    JEL: Q51 Q57 D03 D87
    Date: 2015
    URL: http://d.repec.org/n?u=RePEc:war:wpaper:2015-13&r=res
  6. By: Giannis Vardas; Anastasios Xepapadeas
    Abstract: Renewable resource modelling is usually characterized by different time scales where some state variables such as biomass may evolve relatively faster than other state variables such as carrying capacity. Ignoring this time scale separation means that a slowly changing variable is treated as constant over time. Management rules that ignore time scale separation do not account for a time scale externality and this may induce inefficiencies in resource management. In the current work, we study multispecies resource management under time scale separation by adopting the framework of singular perturbation reduction methods. By extending recent work by Vardas and Xepapadeas (2015) to interacting populations, we study regulation with full internalization of the time scale externality. We further study regulation and noncooperative outcomes when the time scale separation is ignored, and identify deviations in harvesting and biomass paths among these cases. Deviations indicate the inefficiencies associated with ignoring time scale separation.
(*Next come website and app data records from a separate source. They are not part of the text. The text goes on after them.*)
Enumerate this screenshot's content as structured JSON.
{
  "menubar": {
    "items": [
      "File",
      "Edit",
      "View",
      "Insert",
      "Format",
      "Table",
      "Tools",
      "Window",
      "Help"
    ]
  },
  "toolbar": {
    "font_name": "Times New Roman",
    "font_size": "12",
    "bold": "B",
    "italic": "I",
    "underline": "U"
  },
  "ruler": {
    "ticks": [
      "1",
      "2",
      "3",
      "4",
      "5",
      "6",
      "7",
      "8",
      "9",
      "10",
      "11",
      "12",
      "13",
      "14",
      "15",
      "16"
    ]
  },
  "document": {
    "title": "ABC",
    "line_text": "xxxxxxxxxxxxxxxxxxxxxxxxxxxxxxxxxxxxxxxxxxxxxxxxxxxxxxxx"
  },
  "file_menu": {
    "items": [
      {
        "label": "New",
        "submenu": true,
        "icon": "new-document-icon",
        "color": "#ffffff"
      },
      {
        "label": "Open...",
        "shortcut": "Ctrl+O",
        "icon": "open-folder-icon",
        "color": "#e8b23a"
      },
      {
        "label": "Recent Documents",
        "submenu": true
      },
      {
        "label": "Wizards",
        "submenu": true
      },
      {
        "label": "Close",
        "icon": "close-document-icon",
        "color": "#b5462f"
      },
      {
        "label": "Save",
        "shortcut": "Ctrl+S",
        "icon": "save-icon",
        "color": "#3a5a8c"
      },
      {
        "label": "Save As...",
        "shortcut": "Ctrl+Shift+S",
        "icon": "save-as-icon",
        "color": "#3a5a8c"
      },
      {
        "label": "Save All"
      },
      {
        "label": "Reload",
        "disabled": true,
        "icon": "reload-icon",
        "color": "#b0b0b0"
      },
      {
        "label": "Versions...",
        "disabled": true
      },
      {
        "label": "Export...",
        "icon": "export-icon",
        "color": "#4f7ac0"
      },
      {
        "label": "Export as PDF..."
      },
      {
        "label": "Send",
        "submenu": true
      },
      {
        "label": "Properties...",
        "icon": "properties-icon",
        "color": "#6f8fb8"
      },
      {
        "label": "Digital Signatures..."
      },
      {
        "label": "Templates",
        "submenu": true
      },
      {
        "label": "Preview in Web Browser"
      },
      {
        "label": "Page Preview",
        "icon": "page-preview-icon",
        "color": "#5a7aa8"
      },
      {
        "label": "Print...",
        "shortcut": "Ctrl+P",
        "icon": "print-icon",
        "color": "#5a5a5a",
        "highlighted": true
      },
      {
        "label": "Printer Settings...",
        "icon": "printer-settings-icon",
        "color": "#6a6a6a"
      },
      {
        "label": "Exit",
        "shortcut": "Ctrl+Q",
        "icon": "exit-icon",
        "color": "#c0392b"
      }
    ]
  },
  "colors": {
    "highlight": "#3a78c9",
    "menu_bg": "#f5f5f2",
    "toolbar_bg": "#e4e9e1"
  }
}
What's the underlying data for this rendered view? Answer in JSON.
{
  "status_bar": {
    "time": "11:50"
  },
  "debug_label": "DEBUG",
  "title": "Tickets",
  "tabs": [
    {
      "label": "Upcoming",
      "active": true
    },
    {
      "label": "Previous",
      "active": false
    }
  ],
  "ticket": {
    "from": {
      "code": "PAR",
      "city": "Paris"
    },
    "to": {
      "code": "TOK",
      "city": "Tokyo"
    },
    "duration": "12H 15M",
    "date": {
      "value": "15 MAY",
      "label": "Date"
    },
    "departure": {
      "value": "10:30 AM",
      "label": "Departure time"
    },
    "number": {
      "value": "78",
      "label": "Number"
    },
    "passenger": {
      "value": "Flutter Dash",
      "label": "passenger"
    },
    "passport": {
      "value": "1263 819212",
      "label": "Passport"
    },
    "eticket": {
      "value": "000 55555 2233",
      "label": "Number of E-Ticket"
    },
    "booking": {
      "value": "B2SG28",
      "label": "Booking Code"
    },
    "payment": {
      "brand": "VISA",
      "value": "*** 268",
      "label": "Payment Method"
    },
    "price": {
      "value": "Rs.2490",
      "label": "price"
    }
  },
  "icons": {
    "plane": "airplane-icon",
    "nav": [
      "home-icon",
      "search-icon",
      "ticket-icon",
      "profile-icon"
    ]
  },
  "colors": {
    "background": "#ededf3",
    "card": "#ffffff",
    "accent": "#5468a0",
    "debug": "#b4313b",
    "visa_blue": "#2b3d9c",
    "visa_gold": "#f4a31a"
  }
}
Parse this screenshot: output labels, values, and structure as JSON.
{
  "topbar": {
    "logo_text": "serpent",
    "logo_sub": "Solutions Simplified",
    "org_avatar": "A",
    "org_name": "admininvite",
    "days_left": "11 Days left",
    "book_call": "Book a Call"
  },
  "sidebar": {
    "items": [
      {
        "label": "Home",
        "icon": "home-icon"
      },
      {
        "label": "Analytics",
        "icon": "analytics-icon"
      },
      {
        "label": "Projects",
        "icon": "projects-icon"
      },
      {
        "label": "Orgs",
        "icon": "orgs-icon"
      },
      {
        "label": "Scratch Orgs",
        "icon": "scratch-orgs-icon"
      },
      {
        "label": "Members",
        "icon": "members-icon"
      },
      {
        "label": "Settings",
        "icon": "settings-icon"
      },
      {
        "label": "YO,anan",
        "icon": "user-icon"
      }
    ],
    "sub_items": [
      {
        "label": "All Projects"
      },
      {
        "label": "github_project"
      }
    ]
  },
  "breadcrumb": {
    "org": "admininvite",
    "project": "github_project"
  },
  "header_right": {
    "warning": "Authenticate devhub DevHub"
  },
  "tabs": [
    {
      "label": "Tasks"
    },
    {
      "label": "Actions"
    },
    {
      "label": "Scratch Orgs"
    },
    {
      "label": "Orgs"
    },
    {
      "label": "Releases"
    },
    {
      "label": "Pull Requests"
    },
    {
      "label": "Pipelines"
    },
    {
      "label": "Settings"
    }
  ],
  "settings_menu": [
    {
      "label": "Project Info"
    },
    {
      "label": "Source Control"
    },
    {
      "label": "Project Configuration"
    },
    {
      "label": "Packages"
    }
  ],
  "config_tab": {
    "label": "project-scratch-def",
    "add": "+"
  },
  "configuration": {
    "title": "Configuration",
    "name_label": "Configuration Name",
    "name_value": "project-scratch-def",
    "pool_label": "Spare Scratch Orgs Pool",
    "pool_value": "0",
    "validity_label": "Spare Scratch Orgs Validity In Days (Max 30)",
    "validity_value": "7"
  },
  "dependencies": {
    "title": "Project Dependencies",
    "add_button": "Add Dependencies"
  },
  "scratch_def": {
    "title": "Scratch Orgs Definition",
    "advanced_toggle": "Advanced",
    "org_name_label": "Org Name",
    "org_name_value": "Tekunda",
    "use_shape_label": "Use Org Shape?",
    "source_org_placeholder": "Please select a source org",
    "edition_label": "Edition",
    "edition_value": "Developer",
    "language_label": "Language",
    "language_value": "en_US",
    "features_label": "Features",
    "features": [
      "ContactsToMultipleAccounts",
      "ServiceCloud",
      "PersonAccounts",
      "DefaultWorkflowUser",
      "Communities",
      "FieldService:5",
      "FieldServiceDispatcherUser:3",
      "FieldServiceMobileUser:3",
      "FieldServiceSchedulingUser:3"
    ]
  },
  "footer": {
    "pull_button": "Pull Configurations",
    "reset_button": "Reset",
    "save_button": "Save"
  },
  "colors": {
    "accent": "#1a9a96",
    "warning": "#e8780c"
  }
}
    Keywords: interacting populations, resource harvesting, fast slow dynamics, singular perturbation, regulation, open loop Nash equilibrium
    JEL: D81 Q20
    Date: 2015–03–25
    URL: http://d.repec.org/n?u=RePEc:aue:wpaper:1510&r=res
  7. By: H. Allen Klaiber; Joshua Abbott; V. Kerry Smith
    Abstract: The Urban Heat Island (UHI) provides direct evidence of how human activities contribute to a feedback loop that can result in multiple changes in ecosystem services by creating localized warming as well as differences in vegetated landscapes in areas surrounding the urban core. This paper develops a new spatial-temporal panel estimator to recover consistent estimates of household valuation of coupled landscape and temperature ecosystem services. Using data from Phoenix, AZ, we estimate a hedonic price function using an extension of the Hausman-Taylor model. The framework adapts the earlier Abbott Klaiber [2011] proposal to overcome challenges associated with the varying spatial scales of capitalization of landscape and temperature variables and the likelihood of spatially and temporally varying omitted variables. We find a positive and economically significant marginal willingness to pay (MWTP) for measures of green landscaping at multiple spatial scales and a separate, MWTP for a one degree (F) reduction in outdoor temperatures of $56 monthly.
    JEL: H23 H44 Q51 Q57
    Date: 2015–03
    URL: http://d.repec.org/n?u=RePEc:nbr:nberwo:21051&r=res

This nep-res issue is ©2015 by Maximo Rossi. It is provided as is without any express or implied warranty. It may be freely redistributed in whole or in part for any purpose. If distributed in part, please include this notice.
General information on the NEP project can be found at http://nep.repec.org. For comments please write to the director of NEP, Marco Novarese at <director@nep.repec.org>. Put “NEP” in the subject, otherwise your mail may be rejected.
NEP’s infrastructure is sponsored by the School of Economics and Finance of Massey University in New Zealand.